Work task
Below are the entries to retype; reproduce each one exactly.

Dataset items
————

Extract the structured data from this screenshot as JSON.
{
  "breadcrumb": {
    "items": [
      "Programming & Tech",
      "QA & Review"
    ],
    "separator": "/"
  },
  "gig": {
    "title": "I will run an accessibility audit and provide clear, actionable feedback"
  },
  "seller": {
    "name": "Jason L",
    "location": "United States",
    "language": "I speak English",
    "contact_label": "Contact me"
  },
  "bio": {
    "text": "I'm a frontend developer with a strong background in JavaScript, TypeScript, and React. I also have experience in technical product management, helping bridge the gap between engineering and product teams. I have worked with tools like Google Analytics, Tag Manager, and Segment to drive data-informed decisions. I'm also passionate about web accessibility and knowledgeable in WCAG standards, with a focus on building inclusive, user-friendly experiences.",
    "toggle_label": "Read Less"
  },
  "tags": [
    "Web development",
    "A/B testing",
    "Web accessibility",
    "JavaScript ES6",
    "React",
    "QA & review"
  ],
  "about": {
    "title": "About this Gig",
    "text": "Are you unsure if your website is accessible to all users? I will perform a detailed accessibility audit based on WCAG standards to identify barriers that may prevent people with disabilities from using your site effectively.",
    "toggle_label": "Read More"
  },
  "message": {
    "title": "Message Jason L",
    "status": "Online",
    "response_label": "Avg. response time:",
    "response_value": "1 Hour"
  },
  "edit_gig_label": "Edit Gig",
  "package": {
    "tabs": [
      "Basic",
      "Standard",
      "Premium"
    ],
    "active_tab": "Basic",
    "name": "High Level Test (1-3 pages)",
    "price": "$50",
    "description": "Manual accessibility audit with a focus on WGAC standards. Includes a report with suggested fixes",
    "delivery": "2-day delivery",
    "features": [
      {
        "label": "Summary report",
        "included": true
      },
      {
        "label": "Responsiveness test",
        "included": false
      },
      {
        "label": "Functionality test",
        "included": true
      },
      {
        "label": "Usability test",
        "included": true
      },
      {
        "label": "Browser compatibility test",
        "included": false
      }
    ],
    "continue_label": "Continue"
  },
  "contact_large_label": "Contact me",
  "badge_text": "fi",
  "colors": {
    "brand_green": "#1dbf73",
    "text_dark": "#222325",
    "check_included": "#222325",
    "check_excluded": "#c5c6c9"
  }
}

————

Answer for this exercise
Extract the structured data from this screenshot as JSON.
{
  "breadcrumb": {
    "items": [
      "Programming & Tech",
      "QA & Review"
    ],
    "separator": "/"
  },
  "gig": {
    "title": "I will run an accessibility audit and provide clear, actionable feedback"
  },
  "seller": {
    "name": "Jason L",
    "location": "United States",
    "language": "I speak English",
    "contact_label": "Contact me"
  },
  "bio": {
    "text": "I'm a frontend developer with a strong background in JavaScript, TypeScript, and React. I also have experience in technical product management, helping bridge the gap between engineering and product teams. I have worked with tools like Google Analytics, Tag Manager, and Segment to drive data-informed decisions. I'm also passionate about web accessibility and knowledgeable in WCAG standards, with a focus on building inclusive, user-friendly experiences.",
    "toggle_label": "Read Less"
  },
  "tags": [
    "Web development",
    "A/B testing",
    "Web accessibility",
    "JavaScript ES6",
    "React",
    "QA & review"
  ],
  "about": {
    "title": "About this Gig",
    "text": "Are you unsure if your website is accessible to all users? I will perform a detailed accessibility audit based on WCAG standards to identify barriers that may prevent people with disabilities from using your site effectively.",
    "toggle_label": "Read More"
  },
  "message": {
    "title": "Message Jason L",
    "status": "Online",
    "response_label": "Avg. response time:",
    "response_value": "1 Hour"
  },
  "edit_gig_label": "Edit Gig",
  "package": {
    "tabs": [
      "Basic",
      "Standard",
      "Premium"
    ],
    "active_tab": "Basic",
    "name": "High Level Test (1-3 pages)",
    "price": "$50",
    "description": "Manual accessibility audit with a focus on WGAC standards. Includes a report with suggested fixes",
    "delivery": "2-day delivery",
    "features": [
      {
        "label": "Summary report",
        "included": true
      },
      {
        "label": "Responsiveness test",
        "included": false
      },
      {
        "label": "Functionality test",
        "included": true
      },
      {
        "label": "Usability test",
        "included": true
      },
      {
        "label": "Browser compatibility test",
        "included": false
      }
    ],
    "continue_label": "Continue"
  },
  "contact_large_label": "Contact me",
  "badge_text": "fi",
  "colors": {
    "brand_green": "#1dbf73",
    "text_dark": "#222325",
    "check_included": "#222325",
    "check_excluded": "#c5c6c9"
  }
}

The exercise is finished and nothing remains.